Offensive Line: D+
At this point, we’re seeing a disturbing pattern here of the offensive line not being able to get the push needed in their run blocking, not to mention the leaky pass protection that allowed Trace to be sacked five times yesterday. This unit is not the tire fire that it was in 2014 and 2015, but considering how they seemed to gel together over the course of last season and the experience/talent returning, this group has been a major disappointment. If PSU is to harbor any hopes of repeating as Big Ten champions and making the playoffs, this unit will need to improve in a hurry, as the brutal late October/early November stretch looms ahead.
Defensive Line: B
They were fine at stopping the run, but left more to be desired when it came to rushing the quarterback. Not much else to add here, this week.
I guess Jason Cabinda must read these posts, because he certainly stepped up this week, tying his career-high 14 tackles and recovering a fumble during the first quarter onslaught. Shout-outs also go to Manny Bowen and Brandon Smith, who recorded eight and seven tackles, respectively. This unit did a solid job of being in the right position to help contain Indiana’s rushing attack led by Morgan Ellison (Ellison only managed 53 yards on the ground and fumbled) and also got some pressure on Indiana’s QB’s when Brent Pry dialed up the blitzes.
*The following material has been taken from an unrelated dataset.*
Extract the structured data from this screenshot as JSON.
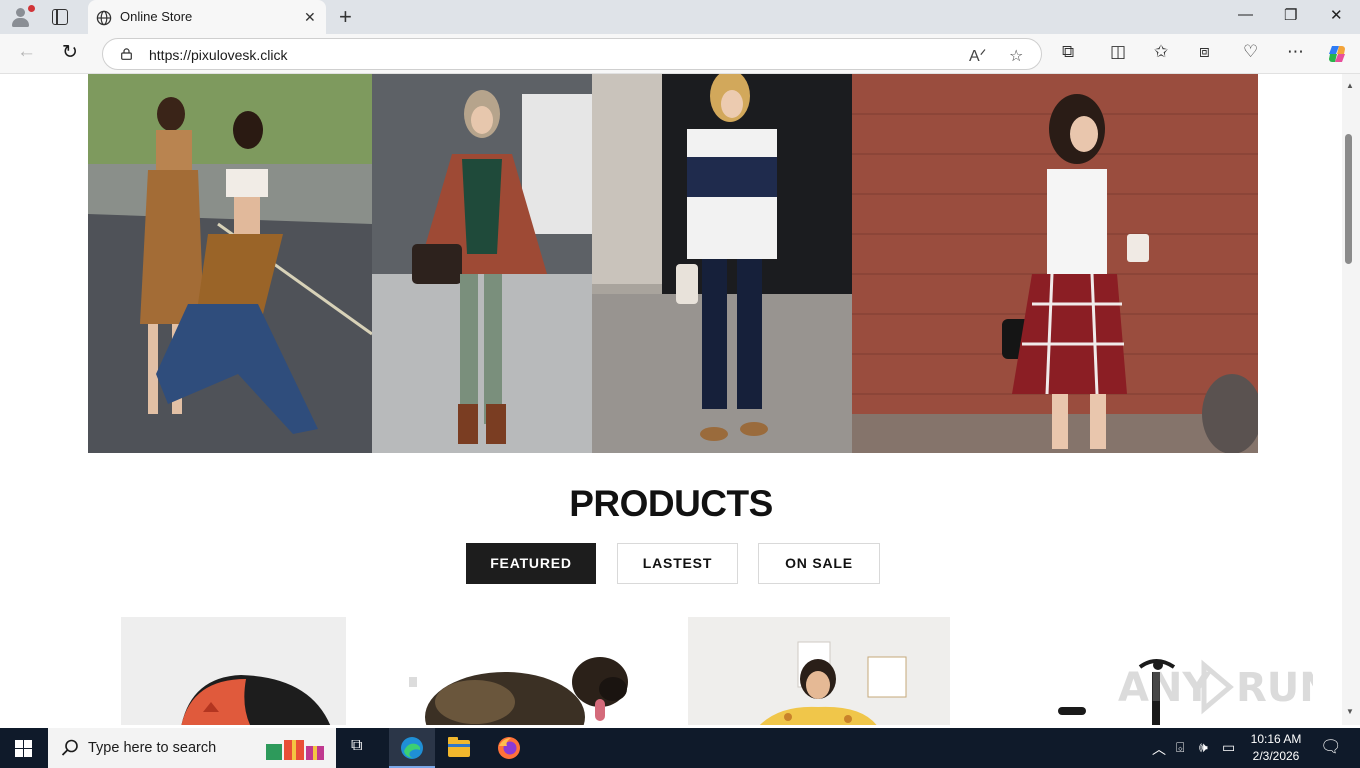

What more can we say about the best unit on the defensive side of the ball? Marcus Allen was the hard-hitting, ball-hawking, run-supporting beast we’ve come to know and love, the unit contained the IU passing attack, holding the Hoosiers to under 200 yards passing. Amani Oruwariye also had a critical interception on IU’s opening drive of the second half, with the Hoosiers having cut PSU’s lead in half to 28-14 and having all of the momentum at halftime.
Special Teams: A-
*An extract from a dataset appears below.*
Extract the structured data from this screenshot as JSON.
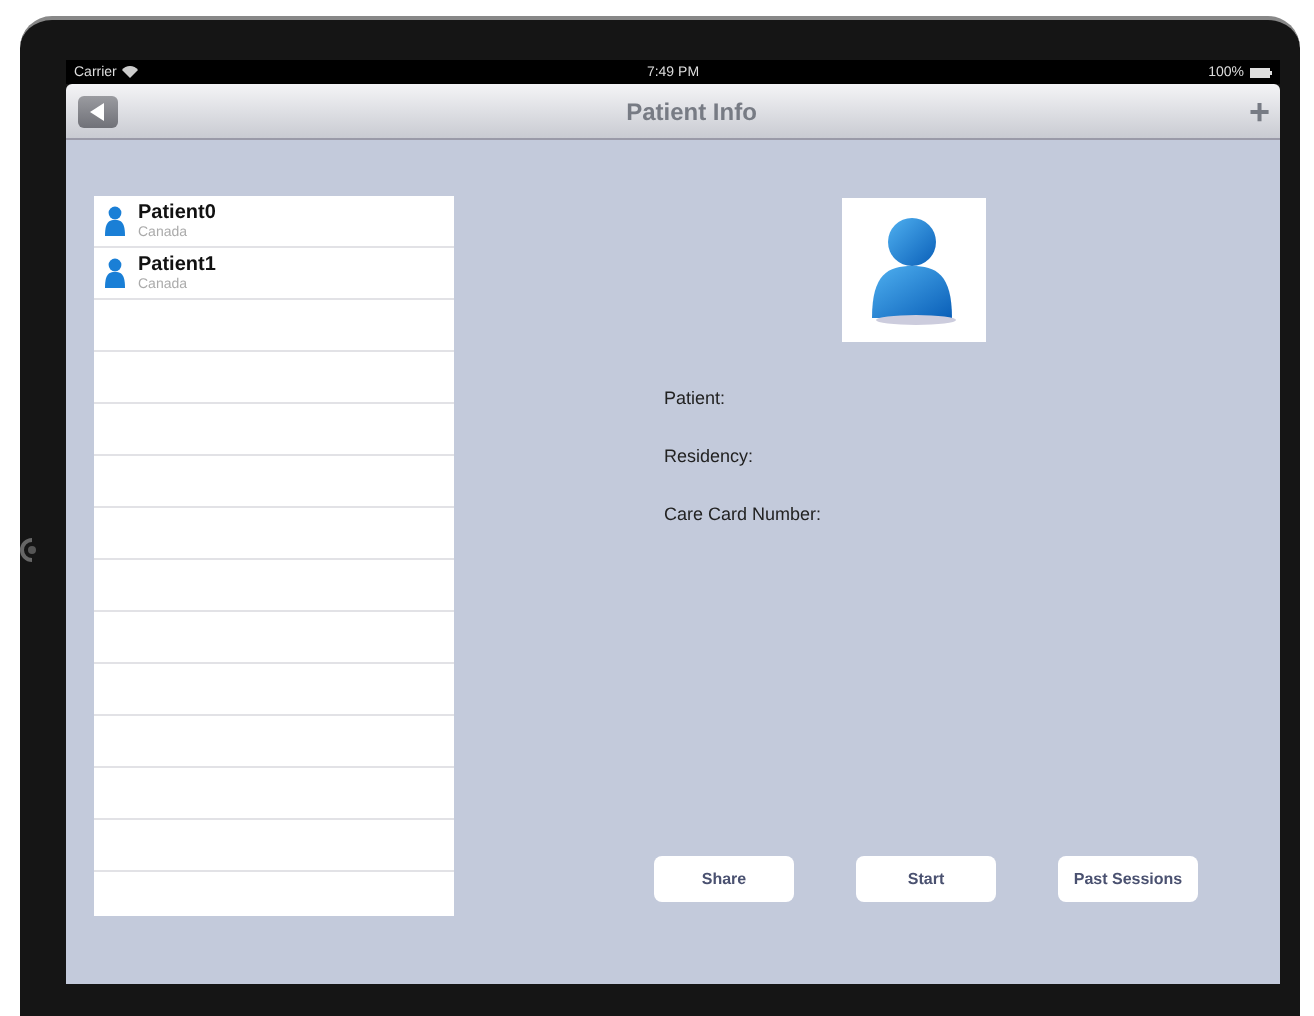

If not for another shaky performance by the field goal team, this unit would have gotten an ‘A.’ Tyler Davis inexplicably shanked a 21-yard chip shot before nailing a 45-yarder and subsequently had a 42-yard attempt blocked. I’m old enough to remember when Davis was automatic when his attempts weren’t blocked, and these shanks are becoming more concerning with each game. At some point this season, his leg will be relied upon to get PSU some critical points in a tight game against Michigan or Ohio State, so here’s to hoping we see significant progress on this front.
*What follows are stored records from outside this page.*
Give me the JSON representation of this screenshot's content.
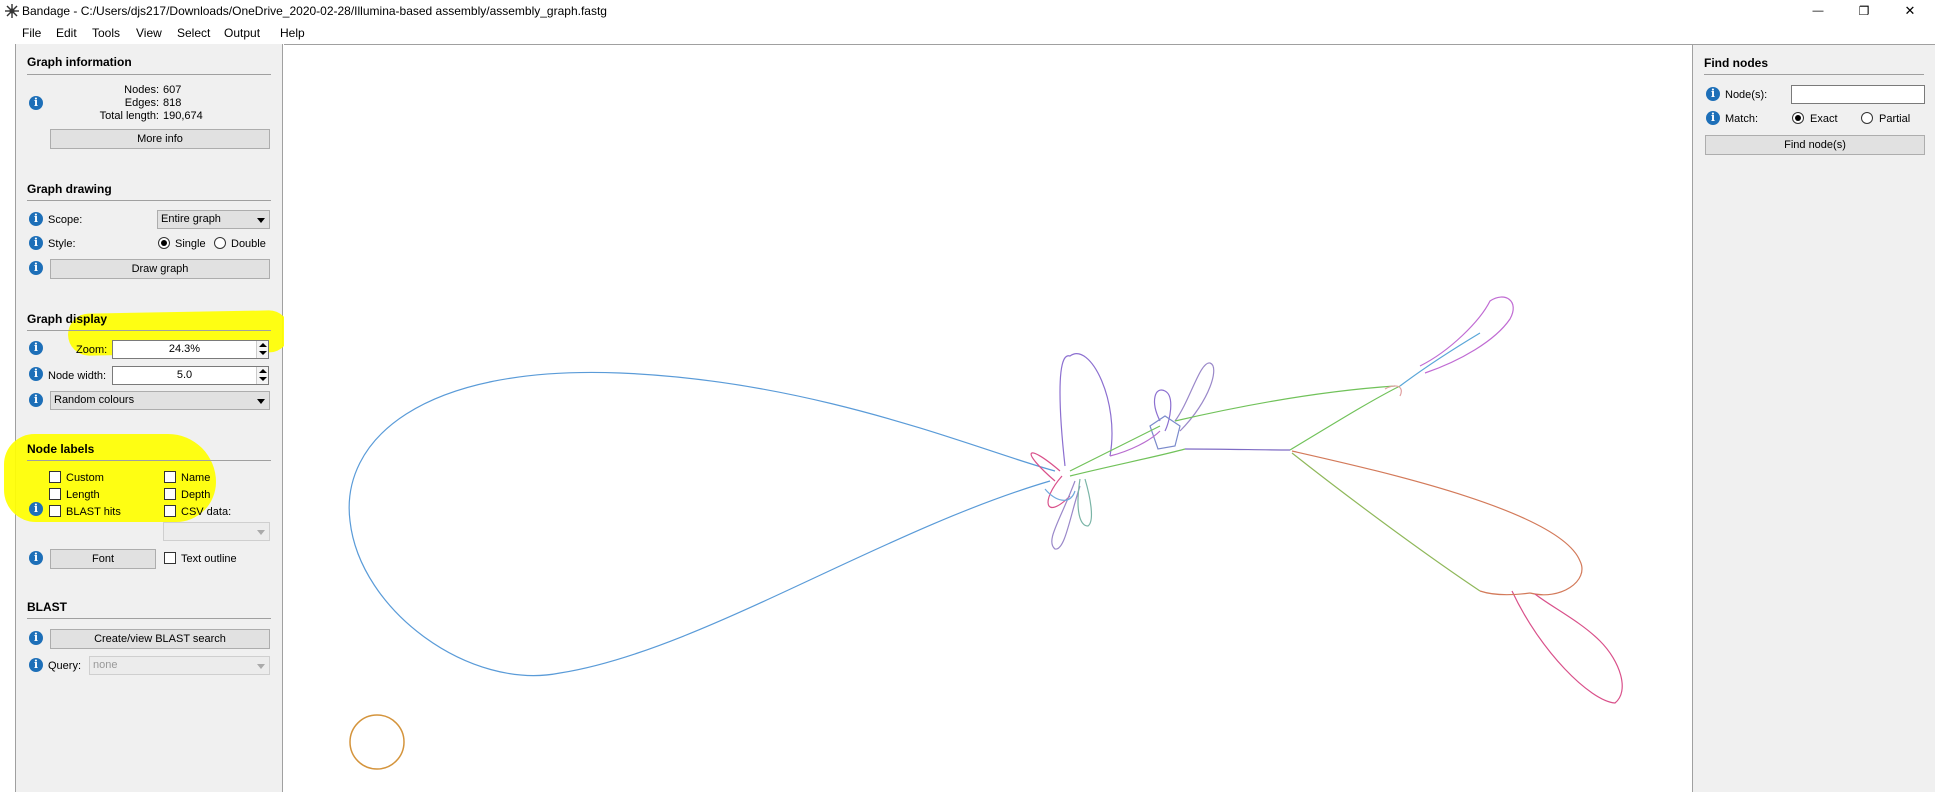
{
  "window": {
    "title": "Bandage - C:/Users/djs217/Downloads/OneDrive_2020-02-28/Illumina-based assembly/assembly_graph.fastg",
    "minimize_glyph": "—",
    "maximize_glyph": "❐",
    "close_glyph": "✕"
  },
  "menu": [
    "File",
    "Edit",
    "Tools",
    "View",
    "Select",
    "Output",
    "Help"
  ],
  "graph_information": {
    "header": "Graph information",
    "nodes_label": "Nodes:",
    "nodes_value": "607",
    "edges_label": "Edges:",
    "edges_value": "818",
    "length_label": "Total length:",
    "length_value": "190,674",
    "more_info": "More info"
  },
  "graph_drawing": {
    "header": "Graph drawing",
    "scope_label": "Scope:",
    "scope_value": "Entire graph",
    "style_label": "Style:",
    "style_single": "Single",
    "style_double": "Double",
    "style_selected": "Single",
    "draw_graph": "Draw graph"
  },
  "graph_display": {
    "header": "Graph display",
    "zoom_label": "Zoom:",
    "zoom_value": "24.3%",
    "node_width_label": "Node width:",
    "node_width_value": "5.0",
    "colour_scheme": "Random colours"
  },
  "node_labels": {
    "header": "Node labels",
    "custom": "Custom",
    "name": "Name",
    "length": "Length",
    "depth": "Depth",
    "blast_hits": "BLAST hits",
    "csv_data": "CSV data:",
    "font": "Font",
    "text_outline": "Text outline"
  },
  "blast": {
    "header": "BLAST",
    "create_view": "Create/view BLAST search",
    "query_label": "Query:",
    "query_value": "none"
  },
  "find_nodes": {
    "header": "Find nodes",
    "nodes_label": "Node(s):",
    "nodes_value": "",
    "match_label": "Match:",
    "exact": "Exact",
    "partial": "Partial",
    "match_selected": "Exact",
    "find_button": "Find node(s)"
  },
  "icons": {
    "info": "info-icon",
    "app": "bandage-app-icon"
  },
  "colors": {
    "highlight": "#ffff00",
    "info_icon": "#1d6fb8",
    "panel_bg": "#f0f0f0"
  }
}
Now, to the fun part: Obviously, there was Saquon’s kickoff return, but kickoff and punt coverage in general, was solid for the Nittany Lions, with Nick Scott’s fubmled punt return into the end zone being Exhibit A. Blake Gillikin was a beast punting the ball, averaging a solid 46.5 yards over six punts, including a long of 57 yards, and flipping the field position in favor of the good guys.
This brings me to another rant: I will never understand those who brush off special teams TD’s by saying things along the lines of: “Well, take away Barkley’s kickoff return and that fumble recovery TD, and this game is a nail-biter.” Special Teams are very much a part of any football game, just like the offense and defense. They are very much a reason why PSU has seen itself thrusted back into the national spotlight as a program. It wasn’t that long ago, that this team lacked a reliable punter who could flip position, a game-breaking returner on kickoffs (Barkley) and punts (DeAndre Thompkins), and solid kick coverage that you could count on to prevent a big return.
I can off the top of my head, say that the Nebraska game in 2013 would have likely been a win, if not for giving up a kickoff return for a TD right after re-taking the lead in the second half and getting back momentum. I can also recall the 2014 Maryland game could have had a different outcome if PSU had a Gillikin-caliber punter who could boom the ball deep into Maryland territory, forcing them to have to drive much further down the field to get into position to kick a game-winning field goal. What I’m trying to emphasize here is, special teams matter.